Thanks for the links jes. The code there does answer the question of how people generally deal with sampling error and damping -- they don't. A controller with an integral term will always overshoot because of the need to "unwind" the integration. Actually Wescott did put an upper bound on the term in his code to reduce total possible saturation, but this reduces the effect without solving it. As for error in the differential, he mentions that it may be noisy due to uneven sampling, but doesn't really give any hints about how to mitigate that effect.

I've been running some simulations and I really like the smooth response of an integrative controller. I've found that I can eliminate overshoot by using a differential term and by damping the integration input while the differential is non-zero. Well see how that works out in practice.

Adrenalynn
11-09-2008, 07:01 PM
I'm looking forward to seeing what you come up with, Meta. I haven't had occassion to give it much thought - it'd be awesome if you come up with a working algorithm and share it!

metaform3d
11-17-2008, 02:12 AM
So I've spent a week working on this problem and I'm now discouraged and frustrated. The theory is sound -- at least on the whiteboard. In numerical simulation it also works OK. For some reason the physical system doesn't respond the same way; no matter how I tune the constants I get overshoot or lag. Small differences in particular result in ever increasing oscillations that would be really bad if I didn't have software limits that shut the system down in that case.

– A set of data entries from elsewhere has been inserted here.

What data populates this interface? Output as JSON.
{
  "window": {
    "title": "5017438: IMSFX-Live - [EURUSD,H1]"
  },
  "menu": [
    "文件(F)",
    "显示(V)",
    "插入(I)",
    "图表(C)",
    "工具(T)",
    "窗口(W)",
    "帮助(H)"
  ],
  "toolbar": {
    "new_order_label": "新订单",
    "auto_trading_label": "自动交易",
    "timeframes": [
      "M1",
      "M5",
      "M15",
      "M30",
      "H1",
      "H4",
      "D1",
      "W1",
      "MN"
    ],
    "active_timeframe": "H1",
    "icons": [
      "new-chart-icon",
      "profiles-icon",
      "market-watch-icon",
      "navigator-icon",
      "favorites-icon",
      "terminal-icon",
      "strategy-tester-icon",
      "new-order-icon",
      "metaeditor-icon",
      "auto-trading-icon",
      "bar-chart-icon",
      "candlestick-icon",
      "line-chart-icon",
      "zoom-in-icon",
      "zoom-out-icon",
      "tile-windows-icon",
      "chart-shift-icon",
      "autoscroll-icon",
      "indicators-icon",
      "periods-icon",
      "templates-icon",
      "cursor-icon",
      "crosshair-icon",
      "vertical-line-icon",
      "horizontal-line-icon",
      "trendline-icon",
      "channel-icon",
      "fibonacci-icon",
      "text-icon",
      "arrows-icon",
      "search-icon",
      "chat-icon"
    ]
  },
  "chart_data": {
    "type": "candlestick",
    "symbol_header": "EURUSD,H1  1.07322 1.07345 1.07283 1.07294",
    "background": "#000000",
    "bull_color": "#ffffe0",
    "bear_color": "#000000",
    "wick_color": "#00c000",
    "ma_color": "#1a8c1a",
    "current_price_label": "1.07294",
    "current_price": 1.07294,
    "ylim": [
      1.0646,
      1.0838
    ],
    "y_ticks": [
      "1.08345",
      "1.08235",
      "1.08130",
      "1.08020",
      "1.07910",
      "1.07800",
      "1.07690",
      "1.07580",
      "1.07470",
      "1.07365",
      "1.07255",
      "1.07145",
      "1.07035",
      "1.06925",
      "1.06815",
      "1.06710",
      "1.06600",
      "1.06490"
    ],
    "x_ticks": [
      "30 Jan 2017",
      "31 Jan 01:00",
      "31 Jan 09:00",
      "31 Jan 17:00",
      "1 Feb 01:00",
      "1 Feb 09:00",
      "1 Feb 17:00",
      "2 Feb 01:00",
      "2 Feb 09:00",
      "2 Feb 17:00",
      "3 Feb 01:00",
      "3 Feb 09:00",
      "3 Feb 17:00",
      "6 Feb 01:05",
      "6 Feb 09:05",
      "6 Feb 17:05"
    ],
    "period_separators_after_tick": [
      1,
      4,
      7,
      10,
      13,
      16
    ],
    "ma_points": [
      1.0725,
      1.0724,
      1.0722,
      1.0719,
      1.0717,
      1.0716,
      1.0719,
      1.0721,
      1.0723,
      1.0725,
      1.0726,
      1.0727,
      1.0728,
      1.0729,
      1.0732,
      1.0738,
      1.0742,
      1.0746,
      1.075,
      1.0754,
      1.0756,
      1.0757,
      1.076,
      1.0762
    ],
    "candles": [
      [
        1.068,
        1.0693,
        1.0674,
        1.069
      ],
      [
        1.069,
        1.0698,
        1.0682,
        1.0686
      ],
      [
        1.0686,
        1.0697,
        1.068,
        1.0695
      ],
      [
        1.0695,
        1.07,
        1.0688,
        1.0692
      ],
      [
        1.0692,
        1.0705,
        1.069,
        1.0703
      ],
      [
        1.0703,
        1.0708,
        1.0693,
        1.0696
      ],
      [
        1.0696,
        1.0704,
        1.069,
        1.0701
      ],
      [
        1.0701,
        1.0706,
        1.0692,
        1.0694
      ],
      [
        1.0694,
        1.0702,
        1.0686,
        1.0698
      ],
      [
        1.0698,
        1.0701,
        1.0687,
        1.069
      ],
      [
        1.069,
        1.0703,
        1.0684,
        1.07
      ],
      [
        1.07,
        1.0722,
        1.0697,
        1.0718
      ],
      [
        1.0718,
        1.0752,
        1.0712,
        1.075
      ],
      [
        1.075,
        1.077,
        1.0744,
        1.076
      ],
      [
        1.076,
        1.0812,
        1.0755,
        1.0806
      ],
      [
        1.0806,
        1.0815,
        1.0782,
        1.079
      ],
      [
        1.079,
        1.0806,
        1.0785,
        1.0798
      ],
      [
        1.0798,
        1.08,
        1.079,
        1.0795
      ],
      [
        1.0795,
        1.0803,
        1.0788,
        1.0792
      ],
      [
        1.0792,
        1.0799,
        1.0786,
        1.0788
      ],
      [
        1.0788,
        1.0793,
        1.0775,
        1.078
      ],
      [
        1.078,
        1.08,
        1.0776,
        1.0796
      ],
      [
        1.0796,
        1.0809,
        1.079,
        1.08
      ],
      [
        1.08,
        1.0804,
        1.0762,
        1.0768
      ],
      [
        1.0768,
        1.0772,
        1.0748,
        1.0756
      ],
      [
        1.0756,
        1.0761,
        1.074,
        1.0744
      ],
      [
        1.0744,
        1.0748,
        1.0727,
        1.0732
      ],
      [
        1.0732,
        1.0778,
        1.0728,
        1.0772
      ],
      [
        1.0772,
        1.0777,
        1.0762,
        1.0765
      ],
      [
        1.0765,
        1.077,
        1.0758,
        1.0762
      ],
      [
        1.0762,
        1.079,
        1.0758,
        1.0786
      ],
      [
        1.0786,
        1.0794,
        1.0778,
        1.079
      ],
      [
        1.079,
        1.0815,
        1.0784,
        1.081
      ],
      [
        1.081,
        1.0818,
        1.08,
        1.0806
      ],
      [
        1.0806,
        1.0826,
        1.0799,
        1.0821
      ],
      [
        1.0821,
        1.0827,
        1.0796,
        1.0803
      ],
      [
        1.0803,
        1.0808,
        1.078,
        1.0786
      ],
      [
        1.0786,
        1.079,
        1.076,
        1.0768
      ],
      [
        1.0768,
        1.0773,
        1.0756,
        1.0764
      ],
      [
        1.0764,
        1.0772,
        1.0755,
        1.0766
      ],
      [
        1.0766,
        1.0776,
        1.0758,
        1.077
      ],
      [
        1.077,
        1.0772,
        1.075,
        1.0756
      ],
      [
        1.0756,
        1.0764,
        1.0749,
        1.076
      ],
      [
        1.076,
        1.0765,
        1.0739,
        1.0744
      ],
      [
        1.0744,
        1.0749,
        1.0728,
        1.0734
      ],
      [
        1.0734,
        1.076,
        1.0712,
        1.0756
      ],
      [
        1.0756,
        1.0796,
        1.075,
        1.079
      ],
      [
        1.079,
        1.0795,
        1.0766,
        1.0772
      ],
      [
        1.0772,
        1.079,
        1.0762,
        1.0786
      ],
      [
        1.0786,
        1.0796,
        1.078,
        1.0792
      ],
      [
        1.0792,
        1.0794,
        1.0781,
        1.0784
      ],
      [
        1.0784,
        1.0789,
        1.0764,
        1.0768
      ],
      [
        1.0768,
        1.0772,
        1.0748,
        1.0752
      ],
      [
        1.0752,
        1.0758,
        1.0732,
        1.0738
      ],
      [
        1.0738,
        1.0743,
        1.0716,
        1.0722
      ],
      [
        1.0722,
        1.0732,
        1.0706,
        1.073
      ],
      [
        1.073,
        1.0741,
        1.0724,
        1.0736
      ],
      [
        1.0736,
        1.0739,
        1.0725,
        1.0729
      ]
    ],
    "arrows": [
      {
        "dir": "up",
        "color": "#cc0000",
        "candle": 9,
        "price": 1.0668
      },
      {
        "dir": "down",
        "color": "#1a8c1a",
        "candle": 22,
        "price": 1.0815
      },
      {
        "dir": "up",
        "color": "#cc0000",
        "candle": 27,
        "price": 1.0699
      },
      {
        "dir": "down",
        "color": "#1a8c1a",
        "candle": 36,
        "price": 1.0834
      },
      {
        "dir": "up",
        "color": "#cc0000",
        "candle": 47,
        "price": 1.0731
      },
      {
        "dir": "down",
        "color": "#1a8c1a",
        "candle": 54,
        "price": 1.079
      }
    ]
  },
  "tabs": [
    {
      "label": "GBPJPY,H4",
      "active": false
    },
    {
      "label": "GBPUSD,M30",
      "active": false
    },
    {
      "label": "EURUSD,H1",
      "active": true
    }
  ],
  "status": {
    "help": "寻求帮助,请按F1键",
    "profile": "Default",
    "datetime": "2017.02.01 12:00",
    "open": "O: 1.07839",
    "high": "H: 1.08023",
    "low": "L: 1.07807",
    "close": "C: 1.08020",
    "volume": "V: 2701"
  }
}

Any other references I need to be looking at? I'm thinking that perhaps I should calibrate my motors so that I can get an ideal linear response. The problem is that if the load changes -- perhaps just because the forearm is extended rather than withdrawn -- the response could change radically. It's hard to build a model that takes all the loads into account, and I was hoping not to.

lnxfergy
11-17-2008, 06:22 AM
That is essentially the problem with PID, because of the inter-relatedness of the individual terms, tuning the system is nothing short of magic.

I had meant to send this link before. http://barello.net/Papers/Motor%20Control,%20SRS%2020080621.pdf

On page 4, he lays out a method for tuning:
1. set all gains to 0
2. increase Kp until oscillations occur, set final Kp to 2/3 of this value
3. increase Kd until there is no overshoot and response is snappy
4. increase Ki until to remove any residual error

In theory it work, but of course, the terms are so inter-related, that such a system isn't guaranteed to function.

gdubb2
11-17-2008, 11:26 AM
In the world of Instrumentation, loop tuning is in fact a "black art". After doing it for 30 or so years, I still learned something every time I had to tune a system. It never ceased to amaze me that 2 apparently identical systems could be very different to tune.

There is software now that gets a person in the ball park, but it still takes the tech to do the magic.

Here is the steps I would take for a basic loop.

1: Set Proportional (Gain), Integral, and Derivative to 0.
2: Set P first until you get oscillation, then back off by half. Then increase by half of what you backed off. If no Osc, increase by half of the remainder. If it oscillates, back off a tad. Eventually you arrive very close to the optimal setting.
3: Now start with the Integral until it is just too fast acting to work, and you're back in the oscillatiion game. Do the half step thing again until it settles in. This may have an effect on the Proportional.
4: Derivative... You may not need it. Don't mess with it unless really necessary as it adds another level of confusion.

Not everyone will agree with my methods, as I learned the basics back in the era of pneumatics. They worked for me for a lot of years. The starting settings are arbitrary, but I wouldn't start with a really large setting.

I like to look at a PID loop in the sense of "P" is how much correction you want to a given error. "I" How fast do you want it to react. "D" predicting the error.

Proportional vs Gain... a matter of how you think about things. I personally always liked Proportional as it gives a number larger than 1 where gain is a decimal. They are reciprocals of one another.

Hope this might help.
Gary